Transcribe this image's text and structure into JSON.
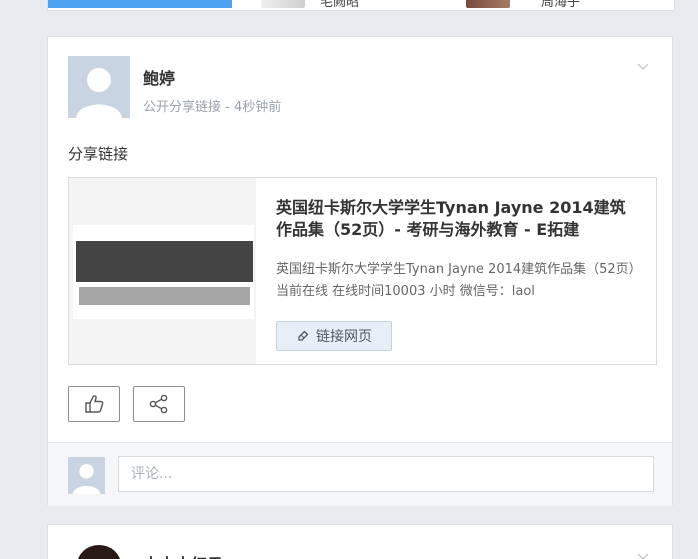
{
  "top_card": {
    "item1_label": "毛阙昭",
    "item2_label": "周海子"
  },
  "post": {
    "author": "鲍婷",
    "meta": "公开分享链接 - 4秒钟前",
    "text": "分享链接",
    "link": {
      "title": "英国纽卡斯尔大学学生Tynan Jayne 2014建筑作品集（52页）- 考研与海外教育 - E拓建",
      "description": "英国纽卡斯尔大学学生Tynan Jayne 2014建筑作品集（52页）当前在线 在线时间10003 小时 微信号：laol",
      "button_label": "链接网页"
    },
    "comment_placeholder": "评论..."
  },
  "next_post": {
    "author": "土土土红日"
  },
  "colors": {
    "background": "#e9ebee",
    "accent_blue": "#4da3f2",
    "card_border": "#dcdfe3"
  },
  "icons": [
    "chevron-down-icon",
    "link-icon",
    "thumbs-up-icon",
    "share-icon",
    "default-avatar-icon"
  ]
}
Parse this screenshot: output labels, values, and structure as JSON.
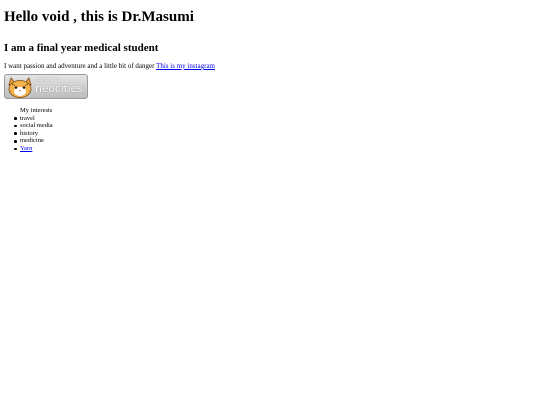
{
  "heading": "Hello void , this is Dr.Masumi",
  "subheading": "I am a final year medical student",
  "tagline": {
    "text": "I want passion and adventure and a little bit of danger",
    "link_label": "This is my instagram"
  },
  "badge": {
    "line1": "hosted by",
    "line2": "neocities"
  },
  "interests": {
    "label": "My interests",
    "items": [
      "travel",
      "social media",
      "history",
      "medicine"
    ],
    "link_item": "Yarn"
  }
}
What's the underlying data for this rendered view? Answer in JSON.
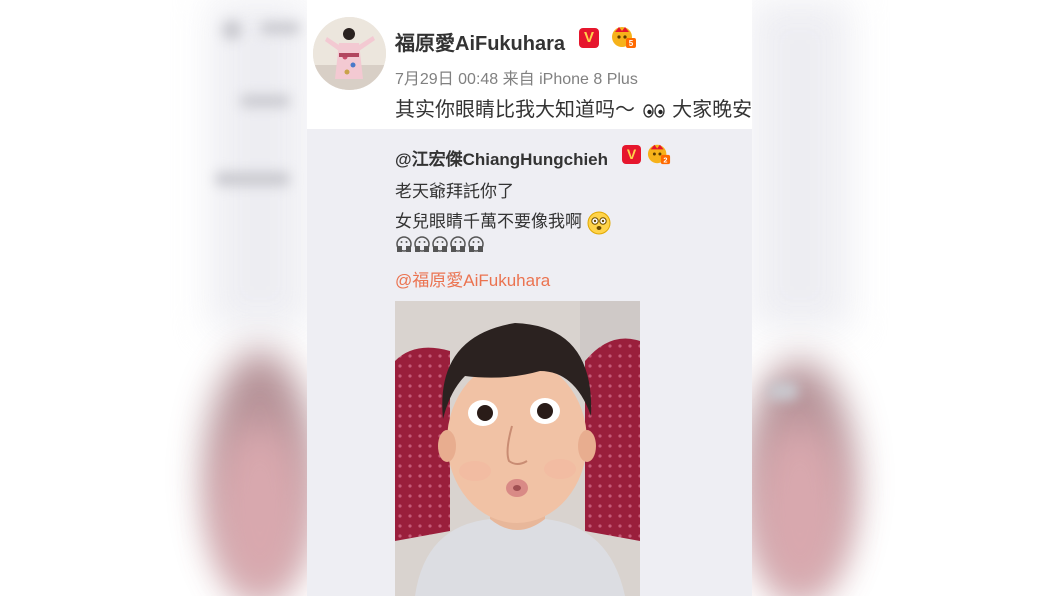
{
  "post": {
    "username": "福原愛AiFukuhara",
    "verified_label": "V",
    "level_badge_icon": "member-level-icon",
    "timestamp": "7月29日 00:48",
    "source": "来自 iPhone 8 Plus",
    "text_main": "其实你眼睛比我大知道吗～",
    "text_tail": "大家晚安"
  },
  "repost": {
    "username": "@江宏傑ChiangHungchieh",
    "verified_label": "V",
    "line1": "老天爺拜託你了",
    "line2": "女兒眼睛千萬不要像我啊",
    "mention": "@福原愛AiFukuhara",
    "photo_icon": "selfie-photo"
  },
  "colors": {
    "mention": "#eb7350",
    "verified": "#e6162d",
    "repost_bg": "#eeeef3"
  }
}
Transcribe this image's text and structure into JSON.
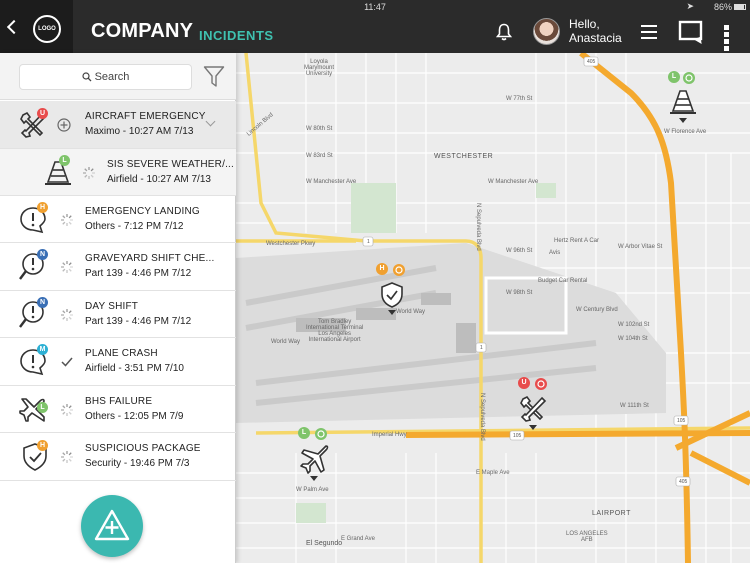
{
  "statusbar": {
    "time": "11:47",
    "battery": "86%"
  },
  "header": {
    "logo": "LOGO",
    "title_company": "COMPANY",
    "title_section": "INCIDENTS",
    "greeting_line1": "Hello,",
    "greeting_line2": "Anastacia"
  },
  "sidebar": {
    "search_label": "Search",
    "incidents": [
      {
        "title": "AIRCRAFT EMERGENCY",
        "subtitle": "Maximo - 10:27 AM 7/13",
        "badge": "U",
        "badge_color": "#e84c4c",
        "icon": "tools-icon",
        "status": "plus-circle-icon"
      },
      {
        "title": "SIS SEVERE WEATHER/...",
        "subtitle": "Airfield - 10:27 AM 7/13",
        "badge": "L",
        "badge_color": "#7fc46b",
        "icon": "cone-icon",
        "status": "loading-icon"
      },
      {
        "title": "EMERGENCY LANDING",
        "subtitle": "Others - 7:12 PM 7/12",
        "badge": "H",
        "badge_color": "#f0a030",
        "icon": "alert-bubble-icon",
        "status": "loading-icon"
      },
      {
        "title": "GRAVEYARD SHIFT CHE...",
        "subtitle": "Part 139  - 4:46 PM 7/12",
        "badge": "N",
        "badge_color": "#3a6fb5",
        "icon": "search-alert-icon",
        "status": "loading-icon"
      },
      {
        "title": "DAY SHIFT",
        "subtitle": "Part 139  - 4:46 PM 7/12",
        "badge": "N",
        "badge_color": "#3a6fb5",
        "icon": "search-alert-icon",
        "status": "loading-icon"
      },
      {
        "title": "PLANE CRASH",
        "subtitle": "Airfield - 3:51 PM 7/10",
        "badge": "M",
        "badge_color": "#2db0d4",
        "icon": "alert-bubble-icon",
        "status": "check-icon"
      },
      {
        "title": "BHS FAILURE",
        "subtitle": "Others - 12:05 PM 7/9",
        "badge": "L",
        "badge_color": "#7fc46b",
        "icon": "plane-icon",
        "status": "loading-icon"
      },
      {
        "title": "SUSPICIOUS PACKAGE",
        "subtitle": "Security - 19:46 PM 7/3",
        "badge": "H",
        "badge_color": "#f0a030",
        "icon": "shield-icon",
        "status": "loading-icon"
      }
    ]
  },
  "map": {
    "labels": {
      "loyola": "Loyola\nMarymount\nUniversity",
      "westchester": "WESTCHESTER",
      "w_manchester": "W Manchester Ave",
      "westchester_pkwy": "Westchester Pkwy",
      "w_century": "W Century Blvd",
      "world_way": "World Way",
      "tom_bradley": "Tom Bradley\nInternational Terminal\nLos Angeles\nInternational Airport",
      "imperial": "Imperial Hwy",
      "el_segundo": "El Segundo",
      "lairport": "LAIRPORT",
      "los_angeles_afb": "LOS ANGELES\nAFB",
      "hertz": "Hertz Rent A Car",
      "avis": "Avis",
      "budget": "Budget Car Rental",
      "sepulveda": "N Sepulveda Blvd",
      "lincoln": "Lincoln Blvd",
      "w_florence": "W Florence Ave",
      "w_arbor_vitae": "W Arbor Vitae St",
      "w_96th": "W 96th St",
      "w_98th": "W 98th St",
      "w_102nd": "W 102nd St",
      "w_104th": "W 104th St",
      "w_111th": "W 111th St",
      "w_maple": "E Maple Ave",
      "e_grand": "E Grand Ave",
      "w_palm": "W Palm Ave",
      "w_80th": "W 80th St",
      "w_83rd": "W 83rd St",
      "w_77th": "W 77th St"
    },
    "pins": [
      {
        "badge1": "L",
        "badge1_color": "#7fc46b",
        "icon": "cone-icon"
      },
      {
        "badge1": "H",
        "badge1_color": "#f0a030",
        "icon": "shield-icon"
      },
      {
        "badge1": "U",
        "badge1_color": "#e84c4c",
        "icon": "tools-icon"
      },
      {
        "badge1": "L",
        "badge1_color": "#7fc46b",
        "icon": "plane-icon"
      }
    ],
    "road_shields": [
      "405",
      "1",
      "1",
      "105",
      "105",
      "405"
    ]
  }
}
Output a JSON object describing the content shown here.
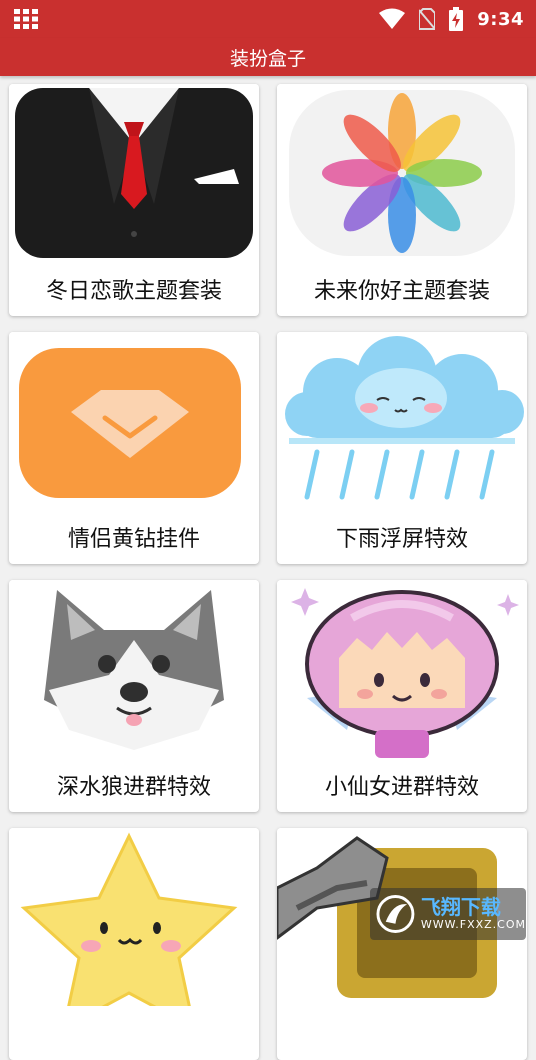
{
  "status_bar": {
    "time": "9:34",
    "icons": [
      "grid-icon",
      "wifi-icon",
      "no-sim-icon",
      "battery-charging-icon"
    ]
  },
  "title_bar": {
    "title": "装扮盒子"
  },
  "items": [
    {
      "label": "冬日恋歌主题套装",
      "icon": "tuxedo-icon"
    },
    {
      "label": "未来你好主题套装",
      "icon": "petal-flower-icon"
    },
    {
      "label": "情侣黄钻挂件",
      "icon": "diamond-badge-icon"
    },
    {
      "label": "下雨浮屏特效",
      "icon": "rain-cloud-icon"
    },
    {
      "label": "深水狼进群特效",
      "icon": "husky-icon"
    },
    {
      "label": "小仙女进群特效",
      "icon": "fairy-icon"
    },
    {
      "label": "",
      "icon": "star-face-icon"
    },
    {
      "label": "",
      "icon": "robot-arm-icon"
    }
  ],
  "watermark": {
    "title": "飞翔下载",
    "url": "WWW.FXXZ.COM"
  },
  "colors": {
    "primary": "#c9302f",
    "background": "#f1f1f1",
    "card": "#ffffff"
  }
}
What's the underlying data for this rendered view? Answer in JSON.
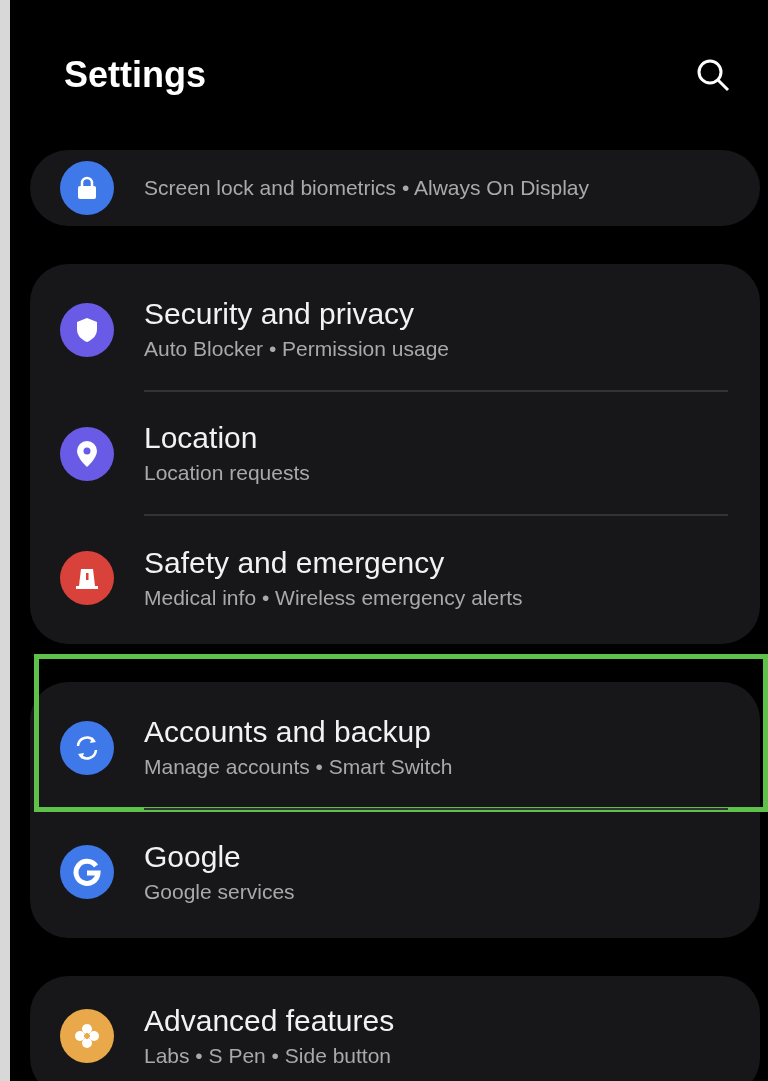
{
  "header": {
    "title": "Settings"
  },
  "groups": [
    {
      "items": [
        {
          "kind": "lock",
          "color": "#3f78e8",
          "subtitle": "Screen lock and biometrics • Always On Display",
          "highlighted": false
        }
      ]
    },
    {
      "items": [
        {
          "kind": "shield",
          "color": "#6a5be6",
          "title": "Security and privacy",
          "subtitle": "Auto Blocker • Permission usage",
          "highlighted": false
        },
        {
          "kind": "pin",
          "color": "#6a5be6",
          "title": "Location",
          "subtitle": "Location requests",
          "highlighted": false
        },
        {
          "kind": "siren",
          "color": "#d8423a",
          "title": "Safety and emergency",
          "subtitle": "Medical info • Wireless emergency alerts",
          "highlighted": false
        }
      ]
    },
    {
      "items": [
        {
          "kind": "sync",
          "color": "#3f78e8",
          "title": "Accounts and backup",
          "subtitle": "Manage accounts • Smart Switch",
          "highlighted": true
        },
        {
          "kind": "g",
          "color": "#3f78e8",
          "title": "Google",
          "subtitle": "Google services",
          "highlighted": false
        }
      ]
    },
    {
      "items": [
        {
          "kind": "flower",
          "color": "#e9a94a",
          "title": "Advanced features",
          "subtitle": "Labs • S Pen • Side button",
          "highlighted": false
        }
      ]
    }
  ]
}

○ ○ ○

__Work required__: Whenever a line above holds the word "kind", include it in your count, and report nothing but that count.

__Solved exercise__: 7